Stagecoach West is a comprehensive history of stagecoaching west of the Missouri. Starting with the evolution of overland passenger transportation, Moody moves on to paint a lively and informative picture of western stagecoaching, from its early short runs through its rise with the gold rush, its zenith of 1858–68, and beyond. Its story is one of grand rivalries, political chicanery, and gaudy publicity stunts, traders, fortune hunters, outlaws, courageous drivers, and indefatigable detectives. We meet colorful characters such as Charlie Parkhurst, a stagecoach driver who took an amazing secret to his death: “he” was actually a woman. Using contemporary accounts, illustrations, maps, and photographs to flesh out his narrative, Moody creates one of the most important accounts of transportation history to date.
Ralph Moody is best known for his eight Little Britches books, which have delighted three generations of readers.
Introducer Mark L. Gardner is the author of Brothers on the Santa Fe and Chihuahua Trails and Wagons for the Santa Fe Trade.
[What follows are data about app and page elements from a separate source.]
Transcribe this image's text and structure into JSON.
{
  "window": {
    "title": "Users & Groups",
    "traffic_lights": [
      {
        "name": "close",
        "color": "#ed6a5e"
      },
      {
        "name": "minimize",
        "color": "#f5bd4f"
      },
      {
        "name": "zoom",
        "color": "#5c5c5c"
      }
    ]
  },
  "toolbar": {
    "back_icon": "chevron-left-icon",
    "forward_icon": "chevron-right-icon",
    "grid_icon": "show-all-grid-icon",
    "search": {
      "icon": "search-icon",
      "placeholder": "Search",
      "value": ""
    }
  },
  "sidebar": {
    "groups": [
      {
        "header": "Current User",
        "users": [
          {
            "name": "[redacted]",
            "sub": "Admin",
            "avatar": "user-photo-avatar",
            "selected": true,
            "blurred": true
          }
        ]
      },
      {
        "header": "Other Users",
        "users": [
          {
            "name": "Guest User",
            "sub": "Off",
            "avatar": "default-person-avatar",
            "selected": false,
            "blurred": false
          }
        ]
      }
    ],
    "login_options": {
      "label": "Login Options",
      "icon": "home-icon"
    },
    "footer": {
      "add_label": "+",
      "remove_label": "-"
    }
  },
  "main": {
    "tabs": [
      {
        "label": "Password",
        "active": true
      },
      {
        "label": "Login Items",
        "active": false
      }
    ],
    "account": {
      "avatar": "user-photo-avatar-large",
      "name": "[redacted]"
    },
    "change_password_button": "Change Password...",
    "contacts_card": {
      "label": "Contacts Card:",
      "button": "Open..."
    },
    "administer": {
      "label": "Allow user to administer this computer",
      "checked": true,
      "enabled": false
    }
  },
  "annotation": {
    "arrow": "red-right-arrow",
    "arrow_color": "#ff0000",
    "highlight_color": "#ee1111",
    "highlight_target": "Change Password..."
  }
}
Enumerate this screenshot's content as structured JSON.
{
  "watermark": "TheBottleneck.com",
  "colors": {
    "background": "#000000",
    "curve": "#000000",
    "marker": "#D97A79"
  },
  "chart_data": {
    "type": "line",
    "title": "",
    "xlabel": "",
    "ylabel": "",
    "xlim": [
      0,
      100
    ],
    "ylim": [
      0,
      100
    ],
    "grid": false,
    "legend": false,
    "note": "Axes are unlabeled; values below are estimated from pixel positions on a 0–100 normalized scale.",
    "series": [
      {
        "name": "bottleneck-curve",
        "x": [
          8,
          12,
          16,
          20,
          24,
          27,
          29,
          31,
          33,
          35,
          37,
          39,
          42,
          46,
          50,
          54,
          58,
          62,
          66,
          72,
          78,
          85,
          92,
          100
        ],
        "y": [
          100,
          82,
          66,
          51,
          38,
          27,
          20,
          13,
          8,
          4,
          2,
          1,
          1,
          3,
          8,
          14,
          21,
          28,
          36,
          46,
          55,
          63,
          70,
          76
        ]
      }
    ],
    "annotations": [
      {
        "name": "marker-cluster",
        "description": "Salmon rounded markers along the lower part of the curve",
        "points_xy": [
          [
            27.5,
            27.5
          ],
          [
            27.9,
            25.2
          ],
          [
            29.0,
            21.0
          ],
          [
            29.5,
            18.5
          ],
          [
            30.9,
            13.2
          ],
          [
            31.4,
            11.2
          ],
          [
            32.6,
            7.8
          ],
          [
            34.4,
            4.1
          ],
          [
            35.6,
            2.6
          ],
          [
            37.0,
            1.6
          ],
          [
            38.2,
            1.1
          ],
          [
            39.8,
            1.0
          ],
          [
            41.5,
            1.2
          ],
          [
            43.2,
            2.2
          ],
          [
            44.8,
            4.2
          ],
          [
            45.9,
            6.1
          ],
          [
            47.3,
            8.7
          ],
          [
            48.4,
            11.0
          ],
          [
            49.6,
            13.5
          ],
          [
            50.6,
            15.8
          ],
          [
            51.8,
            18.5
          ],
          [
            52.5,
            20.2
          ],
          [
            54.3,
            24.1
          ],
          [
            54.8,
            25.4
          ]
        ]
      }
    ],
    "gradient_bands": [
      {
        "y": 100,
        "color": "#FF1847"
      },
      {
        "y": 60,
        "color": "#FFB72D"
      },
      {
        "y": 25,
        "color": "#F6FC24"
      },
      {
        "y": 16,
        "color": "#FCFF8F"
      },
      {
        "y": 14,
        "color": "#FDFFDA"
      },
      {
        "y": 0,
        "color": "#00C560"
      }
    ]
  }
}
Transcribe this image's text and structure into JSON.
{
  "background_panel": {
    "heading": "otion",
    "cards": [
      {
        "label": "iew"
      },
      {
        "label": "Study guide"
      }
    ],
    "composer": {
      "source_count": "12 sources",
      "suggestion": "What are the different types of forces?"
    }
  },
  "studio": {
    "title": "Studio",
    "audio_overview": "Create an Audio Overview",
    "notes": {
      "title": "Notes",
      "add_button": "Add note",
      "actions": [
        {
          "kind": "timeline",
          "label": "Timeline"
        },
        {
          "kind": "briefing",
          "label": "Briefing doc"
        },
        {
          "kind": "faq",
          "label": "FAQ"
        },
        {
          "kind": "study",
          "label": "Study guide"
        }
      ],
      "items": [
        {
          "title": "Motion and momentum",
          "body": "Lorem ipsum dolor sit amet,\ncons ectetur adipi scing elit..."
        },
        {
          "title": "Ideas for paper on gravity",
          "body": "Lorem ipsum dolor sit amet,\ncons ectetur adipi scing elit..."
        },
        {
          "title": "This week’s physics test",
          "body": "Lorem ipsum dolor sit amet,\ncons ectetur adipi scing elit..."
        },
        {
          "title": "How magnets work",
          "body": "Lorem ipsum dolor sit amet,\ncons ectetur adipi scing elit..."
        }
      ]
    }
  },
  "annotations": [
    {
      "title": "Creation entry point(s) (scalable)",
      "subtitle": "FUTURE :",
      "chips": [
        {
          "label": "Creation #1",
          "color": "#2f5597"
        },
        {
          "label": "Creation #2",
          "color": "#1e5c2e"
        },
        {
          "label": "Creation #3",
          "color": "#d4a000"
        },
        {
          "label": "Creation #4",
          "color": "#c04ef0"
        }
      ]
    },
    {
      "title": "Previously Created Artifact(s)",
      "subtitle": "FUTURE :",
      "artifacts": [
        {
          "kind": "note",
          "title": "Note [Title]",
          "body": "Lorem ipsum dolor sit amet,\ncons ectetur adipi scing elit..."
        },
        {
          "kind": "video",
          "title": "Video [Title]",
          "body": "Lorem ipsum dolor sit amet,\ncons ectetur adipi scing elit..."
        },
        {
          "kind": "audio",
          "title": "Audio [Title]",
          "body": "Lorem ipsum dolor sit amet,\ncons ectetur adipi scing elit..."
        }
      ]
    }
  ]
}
"The two decades between the California gold rush and the golden-spike ceremony in Utah comprised the golden age of stagecoaching in America. Around this sure-fire theme Ralph Moody has woven an accurate and colorful tapestry."—Journal of American History
"Step aboard [Moody’s] coach and take a rollicking ride through prime Americana."—Mark L. Gardner, from the introduction